We therefore take a pragmatic approach to diversifying across four Responsible investment styles which we think give clients exposure to a balanced blend of ‘Headline Avoiders’ and ‘Headline Makers’. The former describes well-run, forward looking companies you might well find in Conventional portfolios. The latter describes the more ‘glamourous’ strategies which specifically target positive impacts or leverage a specific ESG risk (for example climate change) in order to build their investment case.

What is Saunderson House’s screening process?

‘Screening’ is perhaps the most recognisable tool in the responsible investor’s toolkit. ‘Negative screening’ describes the exclusion of specific, contentious industries from the universe of potential investments.

‘Positive screening’ is the allocation towards companies which seek to make a positive impact in ESG terms, for example by lending to social initiatives or investing in renewable energy companies. These are typically found in the ‘Thematic’ and ‘Impact’ buckets illustrated above.

Under our Responsible approach, we operate the following negative screen to ensure that clients are not exposed to sectors which may be harmful to the environment or society, which is informed by the UN’s Sustainable Development Goals:

 

 

What does it mean to scrutinise ESG credentials?

The third prong in our framework is the way in which we scrutinise the ESG credentials of funds before recommending them for Responsible portfolios. The rapid growth of interest in this area means it is of utmost importance to get beyond the buzzwords and make sure investors are invested in funds which are responsible in more than just name.

We do so using our own, in-house scoring survey which we put to all funds under consideration for our Responsible portfolios. The survey contains various questions which aim to get to the bottom of how a fund, and indeed its ‘parent’ fund house, views ESG and whether it has the expertise, resource and commitment to back up its badging.

For example, we want to understand whether a fund’s commitment to ESG is matched by the fund house which oversees it. If not, is the fund simply a marketing vehicle? If a fund sells itself as an ESG fund in its prospectus, why might a manager not rule out investing in Oil or Alcohol?

We devote a section of our survey to understanding how funds monitor the non-financial impact of their holdings, and also to challenging the fund on their engagement efforts. We believe that with ownership of companies comes a responsibility to hold them to account on pertinent ESG issues. We examine the voting and engagement efforts of funds to make sure they use their institutional weight and voice to influence positive change in a way that an individual investor cannot.

Funds are given a score determined by their responses to our survey, and only those that meet a given threshold will be eligible for inclusion in our model.

What makes our offering different?

Investments in the Responsible models are subject to the same due diligence and financial analysis as those in our Conventional models.
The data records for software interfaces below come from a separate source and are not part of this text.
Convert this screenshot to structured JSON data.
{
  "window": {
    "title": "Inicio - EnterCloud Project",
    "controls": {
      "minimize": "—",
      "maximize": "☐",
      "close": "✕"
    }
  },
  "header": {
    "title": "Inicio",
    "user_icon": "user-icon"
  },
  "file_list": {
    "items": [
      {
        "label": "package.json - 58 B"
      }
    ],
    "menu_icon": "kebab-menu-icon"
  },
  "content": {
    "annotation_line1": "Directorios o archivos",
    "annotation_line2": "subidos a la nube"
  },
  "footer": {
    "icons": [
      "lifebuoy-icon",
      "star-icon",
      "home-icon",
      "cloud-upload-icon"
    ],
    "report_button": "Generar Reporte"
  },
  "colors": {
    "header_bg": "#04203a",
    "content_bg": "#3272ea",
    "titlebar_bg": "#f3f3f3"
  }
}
We pull no punches in making sure these investments will be appropriate and serve clients well over the relevant time horizon.

Though Responsible models may behave differently in the shorter-term, we do not believe there is a sacrifice to be made in terms of investment performance over the longer term – as the key ‘top-down’ asset allocation drivers are shared by both approaches. Indeed, we do not expect either our Responsible or Conventional approach to under or outperform the other over the longer term.

We do not believe that the decision to invest through our Responsible approach should come at a premium. There is no difference to the way we charge for advice or management, and our DMS rates are exactly the same.

More information

If you’re interested in responsible investing and would like to find out more about how Saunderson House can help, please get in touch.